* Required work: For this exercise, set down all the records exactly as given.
Available records Start Marker
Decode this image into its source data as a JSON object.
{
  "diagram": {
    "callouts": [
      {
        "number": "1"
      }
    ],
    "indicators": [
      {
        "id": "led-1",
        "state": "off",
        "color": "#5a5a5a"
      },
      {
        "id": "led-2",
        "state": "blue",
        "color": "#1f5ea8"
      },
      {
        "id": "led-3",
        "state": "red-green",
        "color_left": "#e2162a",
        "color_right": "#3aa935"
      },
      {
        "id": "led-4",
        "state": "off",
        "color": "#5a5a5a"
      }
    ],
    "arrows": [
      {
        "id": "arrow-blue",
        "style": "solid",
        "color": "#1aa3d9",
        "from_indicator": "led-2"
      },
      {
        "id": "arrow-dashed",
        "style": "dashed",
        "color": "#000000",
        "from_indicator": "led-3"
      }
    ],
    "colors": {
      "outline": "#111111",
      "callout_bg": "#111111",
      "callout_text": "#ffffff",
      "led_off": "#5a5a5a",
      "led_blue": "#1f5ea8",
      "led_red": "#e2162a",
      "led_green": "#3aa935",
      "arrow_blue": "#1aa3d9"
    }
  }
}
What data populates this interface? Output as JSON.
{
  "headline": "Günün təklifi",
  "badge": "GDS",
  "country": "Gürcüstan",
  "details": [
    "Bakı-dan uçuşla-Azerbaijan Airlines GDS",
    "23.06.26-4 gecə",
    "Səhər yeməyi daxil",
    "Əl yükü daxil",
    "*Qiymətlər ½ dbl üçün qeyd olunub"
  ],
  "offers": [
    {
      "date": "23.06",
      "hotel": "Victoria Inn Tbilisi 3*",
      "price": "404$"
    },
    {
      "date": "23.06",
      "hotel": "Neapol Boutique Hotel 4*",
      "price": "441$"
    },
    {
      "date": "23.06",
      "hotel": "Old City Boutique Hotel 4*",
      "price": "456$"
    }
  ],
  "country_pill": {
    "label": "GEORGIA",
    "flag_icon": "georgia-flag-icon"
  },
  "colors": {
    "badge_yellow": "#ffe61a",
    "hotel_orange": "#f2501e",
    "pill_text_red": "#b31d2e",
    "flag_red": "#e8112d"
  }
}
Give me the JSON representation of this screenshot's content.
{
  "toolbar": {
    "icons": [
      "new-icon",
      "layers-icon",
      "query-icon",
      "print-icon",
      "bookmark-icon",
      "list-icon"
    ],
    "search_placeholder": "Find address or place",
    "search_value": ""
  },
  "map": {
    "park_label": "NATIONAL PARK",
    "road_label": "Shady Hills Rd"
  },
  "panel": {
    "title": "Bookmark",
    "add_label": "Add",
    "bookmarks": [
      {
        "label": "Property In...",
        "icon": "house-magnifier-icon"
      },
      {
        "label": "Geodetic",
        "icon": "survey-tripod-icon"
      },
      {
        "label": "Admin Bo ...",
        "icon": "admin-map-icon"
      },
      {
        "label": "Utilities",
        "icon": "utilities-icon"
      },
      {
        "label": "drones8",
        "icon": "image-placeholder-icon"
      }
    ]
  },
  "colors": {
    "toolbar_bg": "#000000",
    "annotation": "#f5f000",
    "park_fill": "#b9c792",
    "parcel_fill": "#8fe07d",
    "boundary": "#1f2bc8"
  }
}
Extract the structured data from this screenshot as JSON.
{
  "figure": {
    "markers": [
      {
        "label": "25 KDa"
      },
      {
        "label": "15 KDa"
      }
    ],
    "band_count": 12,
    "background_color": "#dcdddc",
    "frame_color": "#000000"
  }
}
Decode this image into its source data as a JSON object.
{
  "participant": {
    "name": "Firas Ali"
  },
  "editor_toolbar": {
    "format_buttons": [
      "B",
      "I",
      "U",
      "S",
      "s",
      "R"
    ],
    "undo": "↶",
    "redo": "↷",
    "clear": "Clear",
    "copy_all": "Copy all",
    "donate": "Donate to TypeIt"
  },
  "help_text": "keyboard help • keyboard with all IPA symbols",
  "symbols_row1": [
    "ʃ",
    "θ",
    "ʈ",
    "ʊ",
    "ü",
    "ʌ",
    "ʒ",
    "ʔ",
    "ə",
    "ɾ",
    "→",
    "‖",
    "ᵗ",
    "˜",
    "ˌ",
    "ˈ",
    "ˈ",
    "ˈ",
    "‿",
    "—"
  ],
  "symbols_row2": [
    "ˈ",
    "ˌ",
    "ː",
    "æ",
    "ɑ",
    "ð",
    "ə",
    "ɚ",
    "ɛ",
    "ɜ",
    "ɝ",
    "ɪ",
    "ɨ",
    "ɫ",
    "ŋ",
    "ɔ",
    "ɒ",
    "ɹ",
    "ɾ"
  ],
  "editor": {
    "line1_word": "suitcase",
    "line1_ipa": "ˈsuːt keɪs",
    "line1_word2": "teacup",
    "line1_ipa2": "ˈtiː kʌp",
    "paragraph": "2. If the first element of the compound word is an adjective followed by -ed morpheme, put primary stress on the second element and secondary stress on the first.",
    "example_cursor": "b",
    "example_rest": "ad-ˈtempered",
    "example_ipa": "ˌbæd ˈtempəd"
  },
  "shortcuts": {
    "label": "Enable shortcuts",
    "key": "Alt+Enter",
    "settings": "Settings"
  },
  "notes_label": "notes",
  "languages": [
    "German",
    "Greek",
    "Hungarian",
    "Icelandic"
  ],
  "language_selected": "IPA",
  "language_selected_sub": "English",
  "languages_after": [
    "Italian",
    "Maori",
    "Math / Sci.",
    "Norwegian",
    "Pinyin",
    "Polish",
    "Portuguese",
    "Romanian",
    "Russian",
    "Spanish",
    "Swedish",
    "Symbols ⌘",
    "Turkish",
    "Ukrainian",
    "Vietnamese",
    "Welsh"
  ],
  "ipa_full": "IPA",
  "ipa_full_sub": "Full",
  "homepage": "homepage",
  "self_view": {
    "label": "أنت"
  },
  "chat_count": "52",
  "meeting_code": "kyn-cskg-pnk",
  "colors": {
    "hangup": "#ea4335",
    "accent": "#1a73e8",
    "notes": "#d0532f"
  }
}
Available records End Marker
* Output:
Decode this image into its source data as a JSON object.
{
  "diagram": {
    "callouts": [
      {
        "number": "1"
      }
    ],
    "indicators": [
      {
        "id": "led-1",
        "state": "off",
        "color": "#5a5a5a"
      },
      {
        "id": "led-2",
        "state": "blue",
        "color": "#1f5ea8"
      },
      {
        "id": "led-3",
        "state": "red-green",
        "color_left": "#e2162a",
        "color_right": "#3aa935"
      },
      {
        "id": "led-4",
        "state": "off",
        "color": "#5a5a5a"
      }
    ],
    "arrows": [
      {
        "id": "arrow-blue",
        "style": "solid",
        "color": "#1aa3d9",
        "from_indicator": "led-2"
      },
      {
        "id": "arrow-dashed",
        "style": "dashed",
        "color": "#000000",
        "from_indicator": "led-3"
      }
    ],
    "colors": {
      "outline": "#111111",
      "callout_bg": "#111111",
      "callout_text": "#ffffff",
      "led_off": "#5a5a5a",
      "led_blue": "#1f5ea8",
      "led_red": "#e2162a",
      "led_green": "#3aa935",
      "arrow_blue": "#1aa3d9"
    }
  }
}
What data populates this interface? Output as JSON.
{
  "headline": "Günün təklifi",
  "badge": "GDS",
  "country": "Gürcüstan",
  "details": [
    "Bakı-dan uçuşla-Azerbaijan Airlines GDS",
    "23.06.26-4 gecə",
    "Səhər yeməyi daxil",
    "Əl yükü daxil",
    "*Qiymətlər ½ dbl üçün qeyd olunub"
  ],
  "offers": [
    {
      "date": "23.06",
      "hotel": "Victoria Inn Tbilisi 3*",
      "price": "404$"
    },
    {
      "date": "23.06",
      "hotel": "Neapol Boutique Hotel 4*",
      "price": "441$"
    },
    {
      "date": "23.06",
      "hotel": "Old City Boutique Hotel 4*",
      "price": "456$"
    }
  ],
  "country_pill": {
    "label": "GEORGIA",
    "flag_icon": "georgia-flag-icon"
  },
  "colors": {
    "badge_yellow": "#ffe61a",
    "hotel_orange": "#f2501e",
    "pill_text_red": "#b31d2e",
    "flag_red": "#e8112d"
  }
}
Give me the JSON representation of this screenshot's content.
{
  "toolbar": {
    "icons": [
      "new-icon",
      "layers-icon",
      "query-icon",
      "print-icon",
      "bookmark-icon",
      "list-icon"
    ],
    "search_placeholder": "Find address or place",
    "search_value": ""
  },
  "map": {
    "park_label": "NATIONAL PARK",
    "road_label": "Shady Hills Rd"
  },
  "panel": {
    "title": "Bookmark",
    "add_label": "Add",
    "bookmarks": [
      {
        "label": "Property In...",
        "icon": "house-magnifier-icon"
      },
      {
        "label": "Geodetic",
        "icon": "survey-tripod-icon"
      },
      {
        "label": "Admin Bo ...",
        "icon": "admin-map-icon"
      },
      {
        "label": "Utilities",
        "icon": "utilities-icon"
      },
      {
        "label": "drones8",
        "icon": "image-placeholder-icon"
      }
    ]
  },
  "colors": {
    "toolbar_bg": "#000000",
    "annotation": "#f5f000",
    "park_fill": "#b9c792",
    "parcel_fill": "#8fe07d",
    "boundary": "#1f2bc8"
  }
}
Extract the structured data from this screenshot as JSON.
{
  "figure": {
    "markers": [
      {
        "label": "25 KDa"
      },
      {
        "label": "15 KDa"
      }
    ],
    "band_count": 12,
    "background_color": "#dcdddc",
    "frame_color": "#000000"
  }
}
Decode this image into its source data as a JSON object.
{
  "participant": {
    "name": "Firas Ali"
  },
  "editor_toolbar": {
    "format_buttons": [
      "B",
      "I",
      "U",
      "S",
      "s",
      "R"
    ],
    "undo": "↶",
    "redo": "↷",
    "clear": "Clear",
    "copy_all": "Copy all",
    "donate": "Donate to TypeIt"
  },
  "help_text": "keyboard help • keyboard with all IPA symbols",
  "symbols_row1": [
    "ʃ",
    "θ",
    "ʈ",
    "ʊ",
    "ü",
    "ʌ",
    "ʒ",
    "ʔ",
    "ə",
    "ɾ",
    "→",
    "‖",
    "ᵗ",
    "˜",
    "ˌ",
    "ˈ",
    "ˈ",
    "ˈ",
    "‿",
    "—"
  ],
  "symbols_row2": [
    "ˈ",
    "ˌ",
    "ː",
    "æ",
    "ɑ",
    "ð",
    "ə",
    "ɚ",
    "ɛ",
    "ɜ",
    "ɝ",
    "ɪ",
    "ɨ",
    "ɫ",
    "ŋ",
    "ɔ",
    "ɒ",
    "ɹ",
    "ɾ"
  ],
  "editor": {
    "line1_word": "suitcase",
    "line1_ipa": "ˈsuːt keɪs",
    "line1_word2": "teacup",
    "line1_ipa2": "ˈtiː kʌp",
    "paragraph": "2. If the first element of the compound word is an adjective followed by -ed morpheme, put primary stress on the second element and secondary stress on the first.",
    "example_cursor": "b",
    "example_rest": "ad-ˈtempered",
    "example_ipa": "ˌbæd ˈtempəd"
  },
  "shortcuts": {
    "label": "Enable shortcuts",
    "key": "Alt+Enter",
    "settings": "Settings"
  },
  "notes_label": "notes",
  "languages": [
    "German",
    "Greek",
    "Hungarian",
    "Icelandic"
  ],
  "language_selected": "IPA",
  "language_selected_sub": "English",
  "languages_after": [
    "Italian",
    "Maori",
    "Math / Sci.",
    "Norwegian",
    "Pinyin",
    "Polish",
    "Portuguese",
    "Romanian",
    "Russian",
    "Spanish",
    "Swedish",
    "Symbols ⌘",
    "Turkish",
    "Ukrainian",
    "Vietnamese",
    "Welsh"
  ],
  "ipa_full": "IPA",
  "ipa_full_sub": "Full",
  "homepage": "homepage",
  "self_view": {
    "label": "أنت"
  },
  "chat_count": "52",
  "meeting_code": "kyn-cskg-pnk",
  "colors": {
    "hangup": "#ea4335",
    "accent": "#1a73e8",
    "notes": "#d0532f"
  }
}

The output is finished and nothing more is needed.